Author Lee Child often has his character Jack Reacher describe himself in simple terms. He’s big. Really big. Like six-five and built like a truck. Not the smartest guy, but very well trained as an investigator and fighter. And big.

Uh, close enough?

Uh, close enough?

He runs into a lot of badguys. And when he does, he doesn’t give them a fair fight. If he knows a fight is going to happen before the other guy does, he ends it. It’s pretty awesome.

There’s nothing wrong with below-the-belt blows when the guy getting tagged is a pedophile terrorist woman-abusing Nazi.

When the badguy tosses sand in our heroine’s eyes, it’s a dirty trick. And it makes it better when the heroine wins by remembering how sensei made her train in a blindfold.

But when she tosses sand in the badguy’s eyes and eviscerates the antagonist right in the middle of his pompous ‘I-have-you-now’ speech?

Oooo…. that just kicks ass.

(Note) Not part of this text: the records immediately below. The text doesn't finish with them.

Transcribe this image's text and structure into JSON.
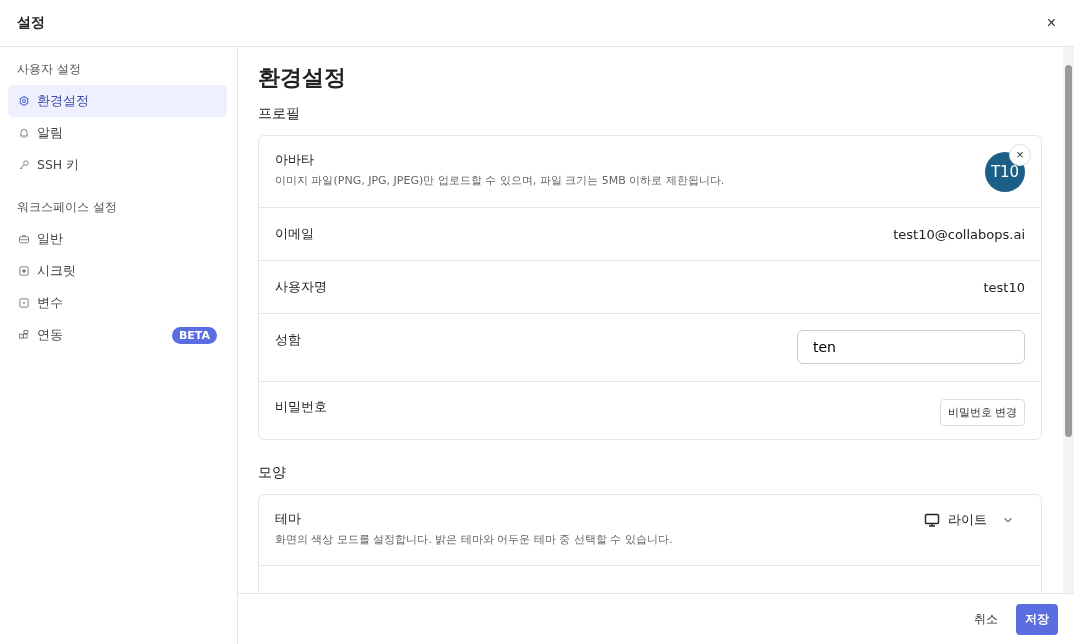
{
  "window": {
    "title": "설정",
    "close": "×"
  },
  "sidebar": {
    "groups": [
      {
        "heading": "사용자 설정",
        "items": [
          {
            "label": "환경설정",
            "selected": true
          },
          {
            "label": "알림",
            "selected": false
          },
          {
            "label": "SSH 키",
            "selected": false
          }
        ]
      },
      {
        "heading": "워크스페이스 설정",
        "items": [
          {
            "label": "일반",
            "selected": false
          },
          {
            "label": "시크릿",
            "selected": false
          },
          {
            "label": "변수",
            "selected": false
          },
          {
            "label": "연동",
            "selected": false,
            "badge": "BETA"
          }
        ]
      }
    ]
  },
  "main": {
    "title": "환경설정",
    "sections": [
      {
        "heading": "프로필",
        "rows": [
          {
            "kind": "avatar",
            "label": "아바타",
            "description": "이미지 파일(PNG, JPG, JPEG)만 업로드할 수 있으며, 파일 크기는 5MB 이하로 제한됩니다.",
            "initials": "T10",
            "remove": "×"
          },
          {
            "kind": "text",
            "label": "이메일",
            "value": "test10@collabops.ai"
          },
          {
            "kind": "text",
            "label": "사용자명",
            "value": "test10"
          },
          {
            "kind": "input",
            "label": "성함",
            "value": "ten"
          },
          {
            "kind": "button",
            "label": "비밀번호",
            "button": "비밀번호 변경"
          }
        ]
      },
      {
        "heading": "모양",
        "rows": [
          {
            "kind": "select",
            "label": "테마",
            "description": "화면의 색상 모드를 설정합니다. 밝은 테마와 어두운 테마 중 선택할 수 있습니다.",
            "value": "라이트"
          },
          {
            "kind": "text"
          }
        ]
      }
    ]
  },
  "footer": {
    "cancel": "취소",
    "save": "저장"
  }
}
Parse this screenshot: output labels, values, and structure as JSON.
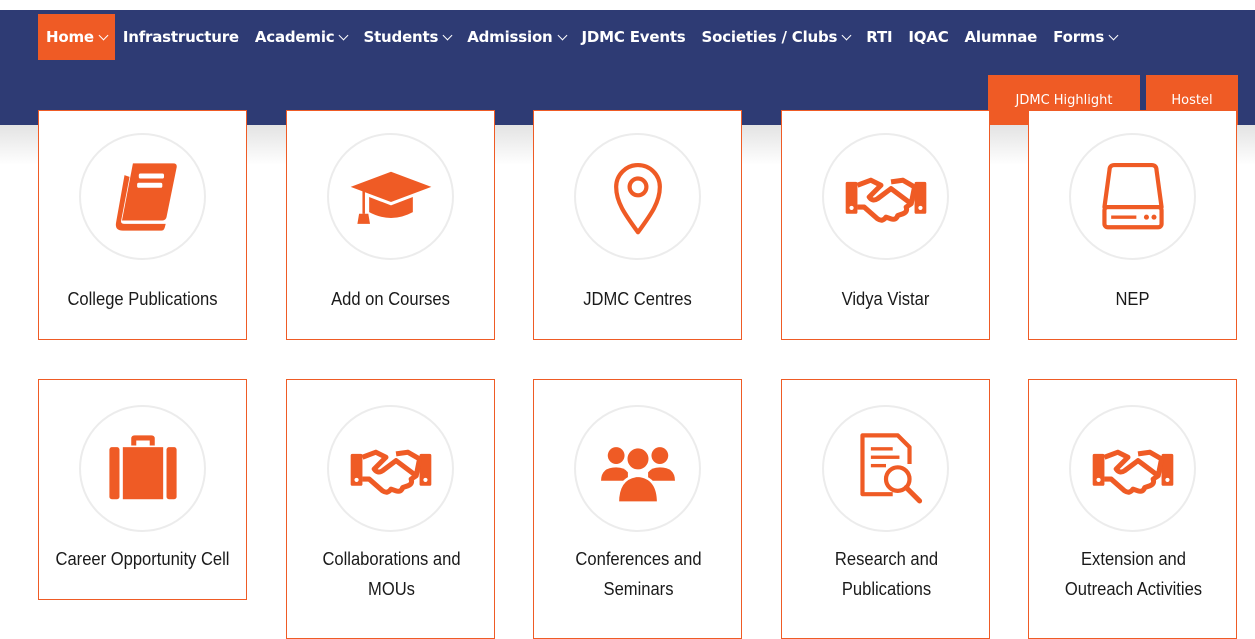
{
  "nav": {
    "items": [
      {
        "label": "Home",
        "dropdown": true,
        "active": true
      },
      {
        "label": "Infrastructure",
        "dropdown": false,
        "active": false
      },
      {
        "label": "Academic",
        "dropdown": true,
        "active": false
      },
      {
        "label": "Students",
        "dropdown": true,
        "active": false
      },
      {
        "label": "Admission",
        "dropdown": true,
        "active": false
      },
      {
        "label": "JDMC Events",
        "dropdown": false,
        "active": false
      },
      {
        "label": "Societies / Clubs",
        "dropdown": true,
        "active": false
      },
      {
        "label": "RTI",
        "dropdown": false,
        "active": false
      },
      {
        "label": "IQAC",
        "dropdown": false,
        "active": false
      },
      {
        "label": "Alumnae",
        "dropdown": false,
        "active": false
      },
      {
        "label": "Forms",
        "dropdown": true,
        "active": false
      }
    ],
    "sub_buttons": [
      {
        "label": "JDMC Highlight"
      },
      {
        "label": "Hostel"
      }
    ]
  },
  "colors": {
    "navy": "#2e3b74",
    "accent": "#ef5b25",
    "card_border": "#ef5b25",
    "text": "#1a1a1a"
  },
  "cards": [
    {
      "label": "College Publications",
      "icon": "book-icon"
    },
    {
      "label": "Add on Courses",
      "icon": "graduation-cap-icon"
    },
    {
      "label": "JDMC Centres",
      "icon": "map-pin-icon"
    },
    {
      "label": "Vidya Vistar",
      "icon": "handshake-icon"
    },
    {
      "label": "NEP",
      "icon": "hard-drive-icon"
    },
    {
      "label": "Career Opportunity Cell",
      "icon": "briefcase-icon"
    },
    {
      "label": "Collaborations and MOUs",
      "icon": "handshake-icon"
    },
    {
      "label": "Conferences and Seminars",
      "icon": "users-group-icon"
    },
    {
      "label": "Research and Publications",
      "icon": "document-search-icon"
    },
    {
      "label": "Extension and Outreach Activities",
      "icon": "handshake-icon"
    }
  ]
}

Review: The Martian

I’d really, REALLY love to tell you about a book that I read recently that I spent much time eviscerating in my mind. I’d like to work with that author’s agent and publisher, though. I don’t have the star power to speak my mind.

Yet.

So, instead, I’ll review a book I loved and pick apart the reasons why I loved it.

 

And this cover art is gorgeous. I’ll make a whole post about covers

The Martian by Andy Weir. I really, really liked this book. It’s about a modern-day astronaut stranded on Mars and how he survives day-to-day. Think Robinson Crusoe but with a much redder landscape.

Let me get a couple quick things out of the way: I like the engineering, the layman’s math, and thinking about space-travel in general. Mileage may vary, reader to reader.

I posted about how you can have conflict without assholes. This book proves it. There is constant tension as the main character meets and overcomes obstacles. The astronaut battles the elements, the folks on Earth battle physics, weather, and budget crises.

I LIKE EVERYONE IN THIS BOOK.

I’ve read plenty of books where I’ve thought, “These people could die on another planet alone and I’d be fine with it.” This book is not one of them.

Here’s how any OTHER author would add conflict for the sake of conflict: the astronaut would have a wife back on Earth.

We’d spend pages – even chapters – listening to the protagonist opining his lost love or constantly wondering “Will I ever again get to see my little girl/dog/stamp collection!?”

The writer would say, “What could possibly be more gripping than a romance ripped apart by the planets themselves?”

The answer: NOT having a whiny character.

Author Weir’s  characters face conflict on every page. But while making people one can like. If something bad happens, it never feels like it’s because the writer said, “Well, I better insert some conflict.”

Read this book. It’s FUN, dammit.

 

Stories I care about

Everyone’s opinion is subjective. Except mine. My opinions are the right ones. I wanted to write a primer for what I like. That way I can immediately drive away as much web-traffic as I can by alienating the majority of readers. Because most of you read and watch terrible stuff.

A few of my favorite things: Puppies, whiskey, books by Lois McMaster Bujold

First of all, I love Fiction. I’ve never understood folks that see me reading and say “Why are you interested in that? It never happened.”

Yeah, that’s the point. My life is nonfiction. I don’t want to spend my free time in the same exact world. For me, reading nonfiction iss like when you get up, brush your teeth, dress, and go to work. Then you wake up and have to do it all over again because it was all a really boring dream. Ugh.

My favorite stories spark my imagination or are just so fantastic my brain can’t stop thinking about them. Overwritten as they may be, I’d rather read Nosferatu’s memoir than a former presidents.

This post is getting long, so I’ll write more in the future.

-2ndChrKzooist